The Taoiseach, Bertie Ahern, has insisted he is ‘totally satisfied’ that the proposed citizenship referendum will not break international law or the Good Friday Agreement.
Mr Ahern was responding to Labour leader, Pat Rabbitte, who raised the interim observations of the Human Rights Commission on the issue.
Mr Rabbitte asked if the Government would not listen to the Opposition or the SDLP, then would they at least listen to the Commission.
In their report, the HRC said that the referendum would create a new category of non-citizen that would have less constitutional protection.
Mr Ahern said he always listened to the views of the HRC, but they had not indicated which aspect of constitutional protection would not apply if the measure was passed into law.
Mr Ahern said they had not dealt with the fact that there are many non-national children and adults here already, who are not less protected by the Constitution.

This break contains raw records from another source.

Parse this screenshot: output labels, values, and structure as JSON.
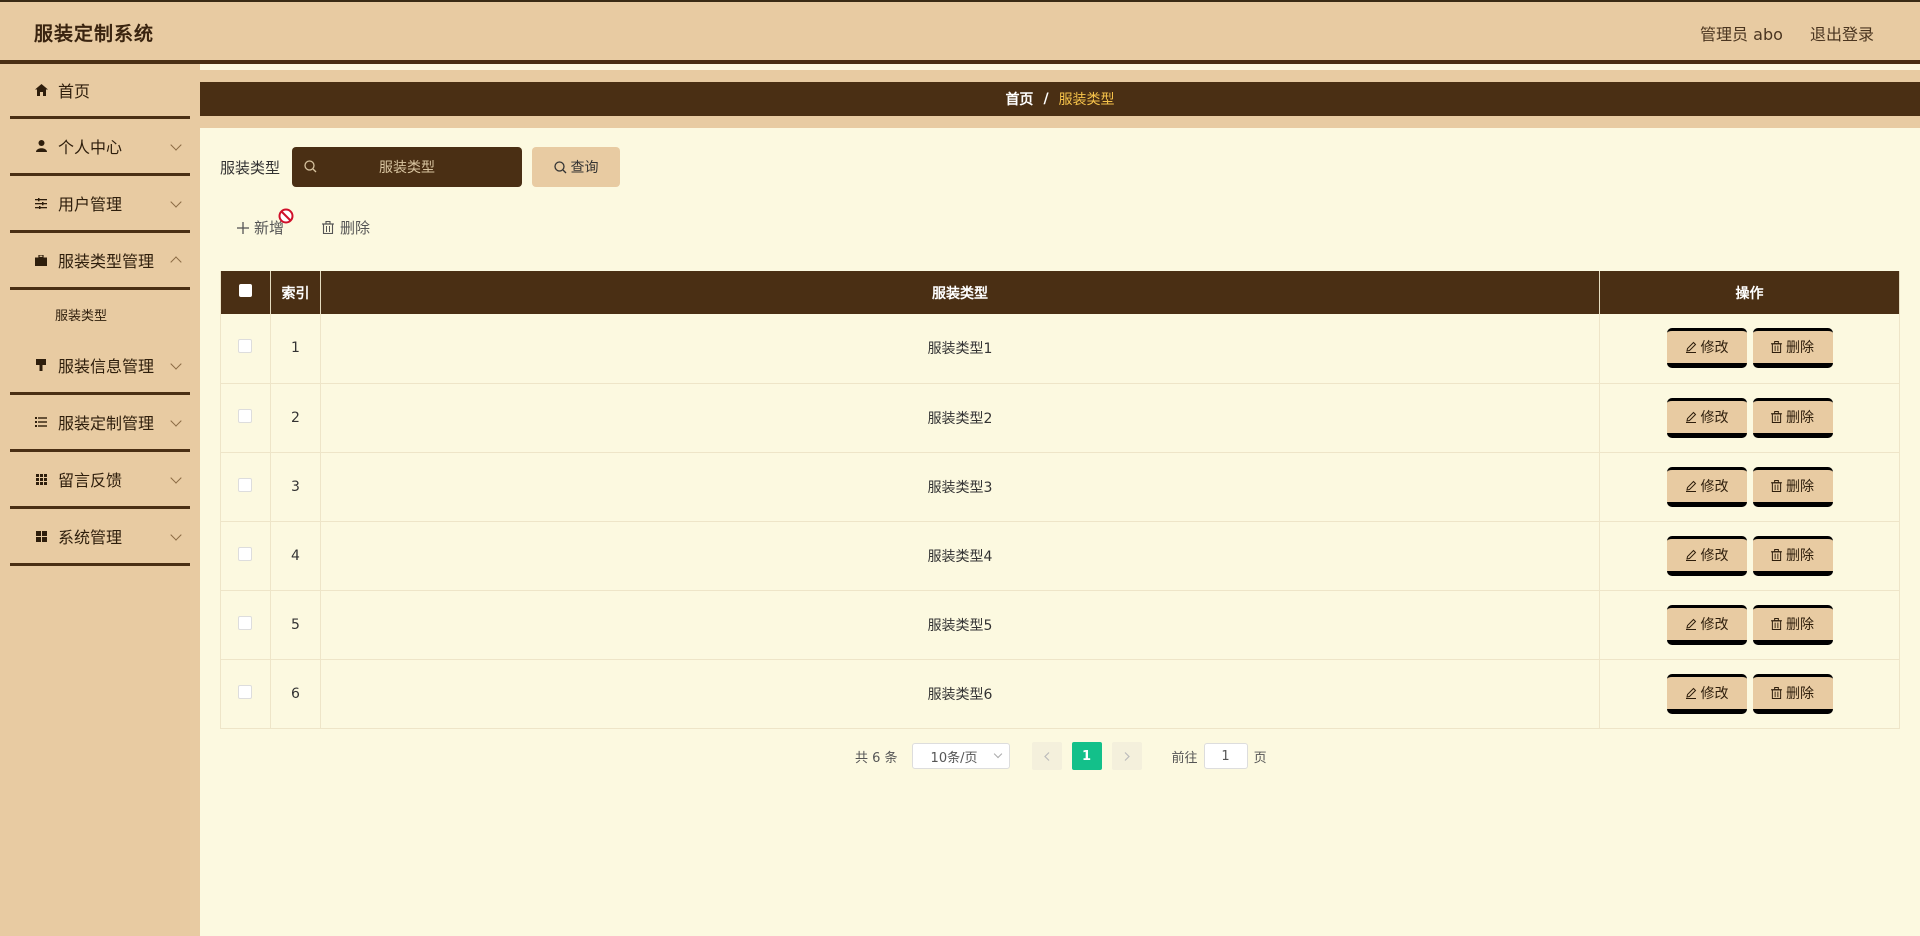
{
  "app": {
    "title": "服装定制系统"
  },
  "header": {
    "user_label": "管理员 abo",
    "logout_label": "退出登录"
  },
  "sidebar": {
    "items": [
      {
        "label": "首页",
        "icon": "home-icon"
      },
      {
        "label": "个人中心",
        "icon": "user-icon"
      },
      {
        "label": "用户管理",
        "icon": "sliders-icon"
      },
      {
        "label": "服装类型管理",
        "icon": "briefcase-icon"
      },
      {
        "label": "服装信息管理",
        "icon": "brush-icon"
      },
      {
        "label": "服装定制管理",
        "icon": "list-icon"
      },
      {
        "label": "留言反馈",
        "icon": "grid-icon"
      },
      {
        "label": "系统管理",
        "icon": "apps-icon"
      }
    ],
    "submenu": {
      "label": "服装类型"
    }
  },
  "breadcrumb": {
    "home": "首页",
    "separator": "/",
    "current": "服装类型"
  },
  "search": {
    "label": "服装类型",
    "placeholder": "服装类型",
    "button_label": "查询"
  },
  "actions": {
    "add_label": "新增",
    "delete_label": "删除"
  },
  "table": {
    "headers": {
      "index": "索引",
      "type": "服装类型",
      "ops": "操作"
    },
    "rows": [
      {
        "index": "1",
        "type": "服装类型1"
      },
      {
        "index": "2",
        "type": "服装类型2"
      },
      {
        "index": "3",
        "type": "服装类型3"
      },
      {
        "index": "4",
        "type": "服装类型4"
      },
      {
        "index": "5",
        "type": "服装类型5"
      },
      {
        "index": "6",
        "type": "服装类型6"
      }
    ],
    "edit_label": "修改",
    "delete_label": "删除"
  },
  "pagination": {
    "total": "共 6 条",
    "page_size": "10条/页",
    "current_page": "1",
    "goto_label": "前往",
    "goto_value": "1",
    "page_suffix": "页"
  },
  "colors": {
    "accent": "#4a2f14",
    "sidebar_bg": "#e8cba2",
    "content_bg": "#fcf9e0",
    "active_page": "#13c08a",
    "crumb_current": "#f5c24a"
  }
}
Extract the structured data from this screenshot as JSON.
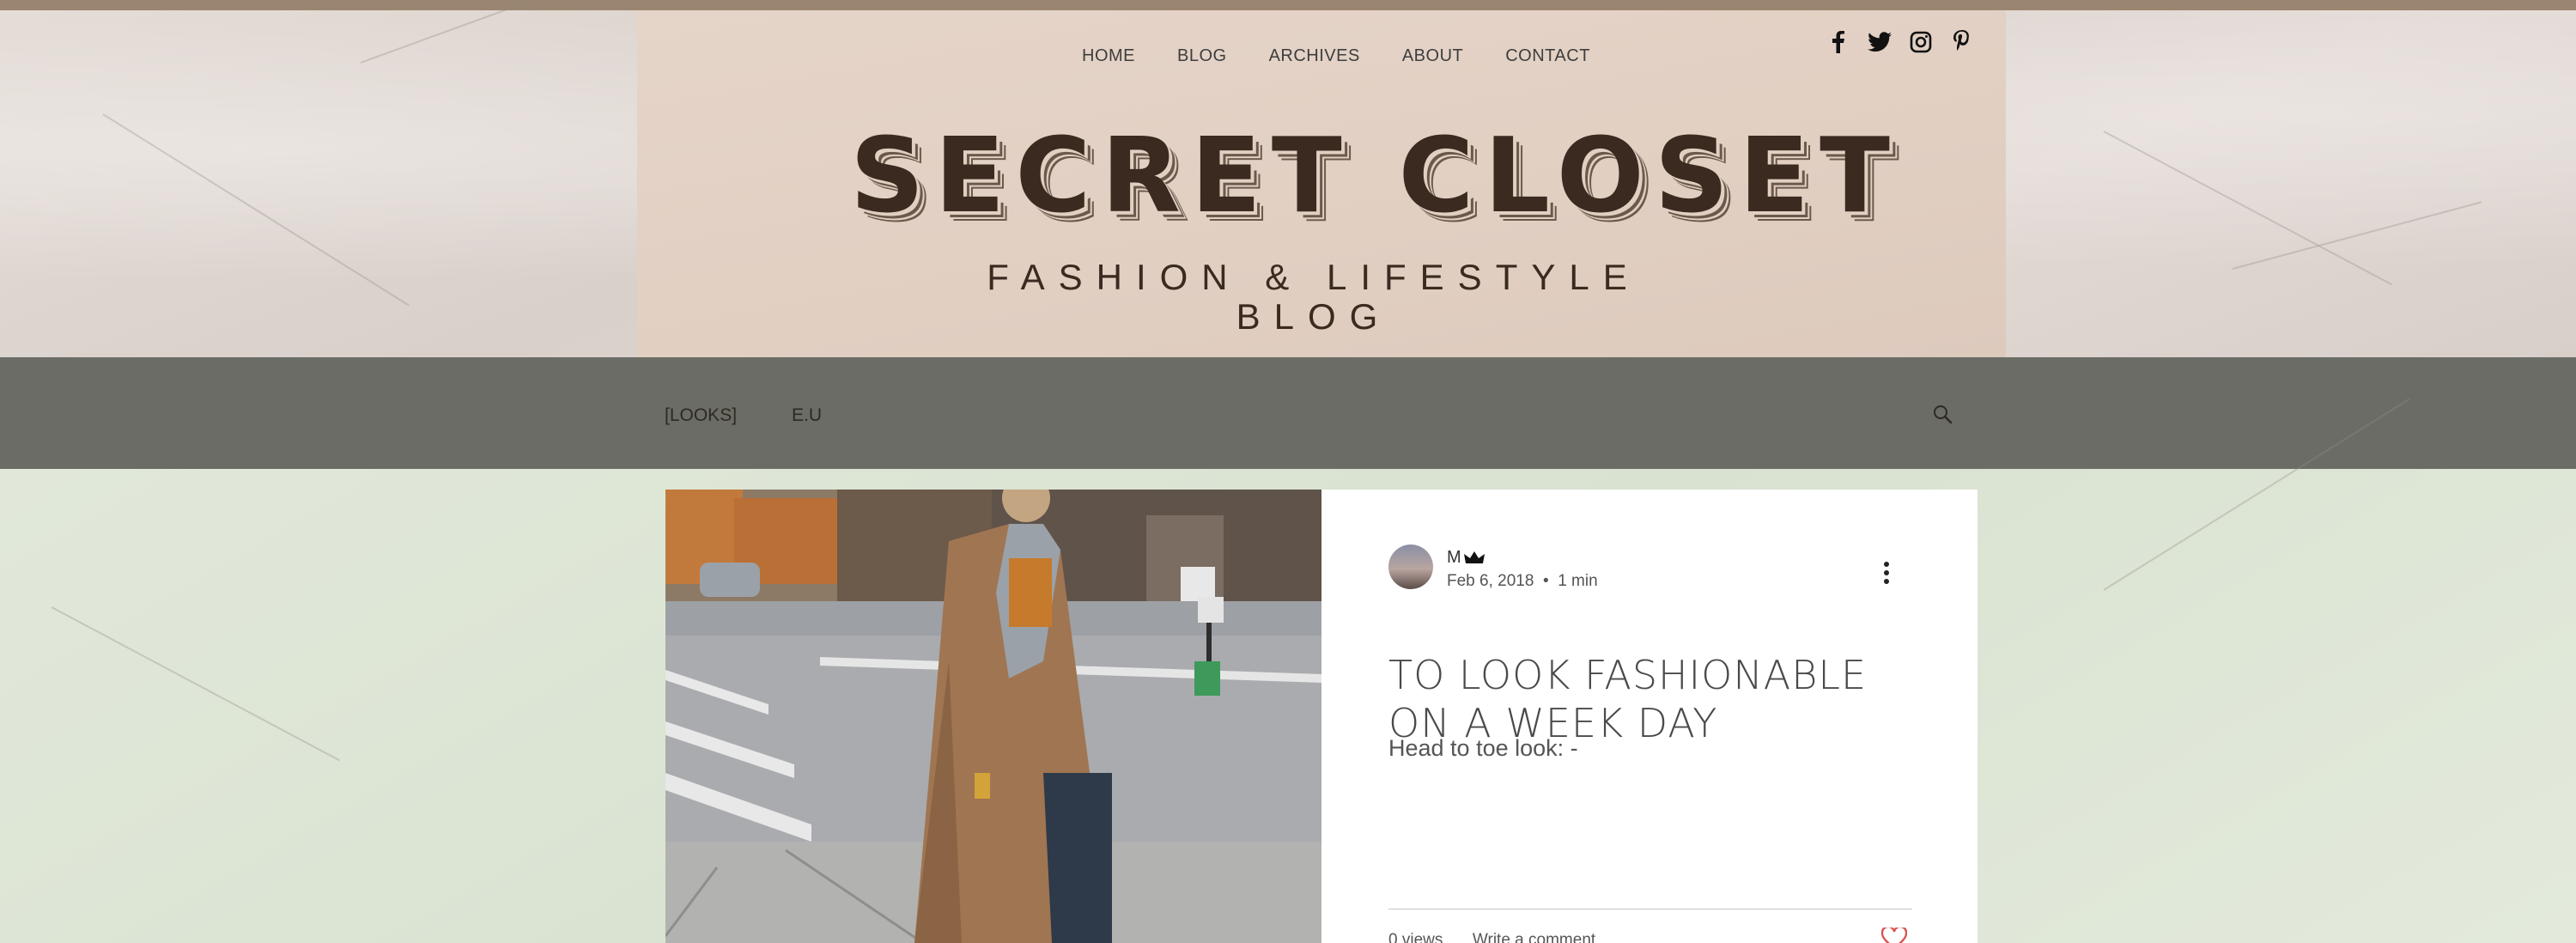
{
  "header": {
    "nav": [
      "HOME",
      "BLOG",
      "ARCHIVES",
      "ABOUT",
      "CONTACT"
    ],
    "social": [
      "facebook-icon",
      "twitter-icon",
      "instagram-icon",
      "pinterest-icon"
    ],
    "logo": "SECRET CLOSET",
    "tagline_line1": "FASHION & LIFESTYLE",
    "tagline_line2": "BLOG"
  },
  "categories": [
    "[LOOKS]",
    "E.U"
  ],
  "post": {
    "author": "M",
    "date": "Feb 6, 2018",
    "read_time": "1 min",
    "title": "TO LOOK FASHIONABLE ON A WEEK DAY",
    "excerpt": "Head to toe look: -",
    "views": "0 views",
    "comment_label": "Write a comment"
  },
  "colors": {
    "accent_top": "#9a8570",
    "logo_text": "#3a2a1f",
    "category_bar": "#6b6c66",
    "heart": "#d9534f"
  }
}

Mr Rabbitte claimed the Taoiseach was determined to proceed despite the concern expressed by a broad range of moderate opinion, and the only reasons for doing so appeared to be political.
No need to 'get ourselves in a knot': Ahern
Mr Rabbitte said there were some matters on which the Government did not play politics, such as the North, and the citizenship issue should not be resorted to for ‘narrow electoral gain’ when there was no urgency about it.
However, Mr Ahern insisted he did not see any political advantage in the issue, and would not be campaigning on it.
Mr Ahern said he did not honestly think we should be ‘getting ourselves in a knot - our citizenship laws are too loose and we need to tighten them a bit’.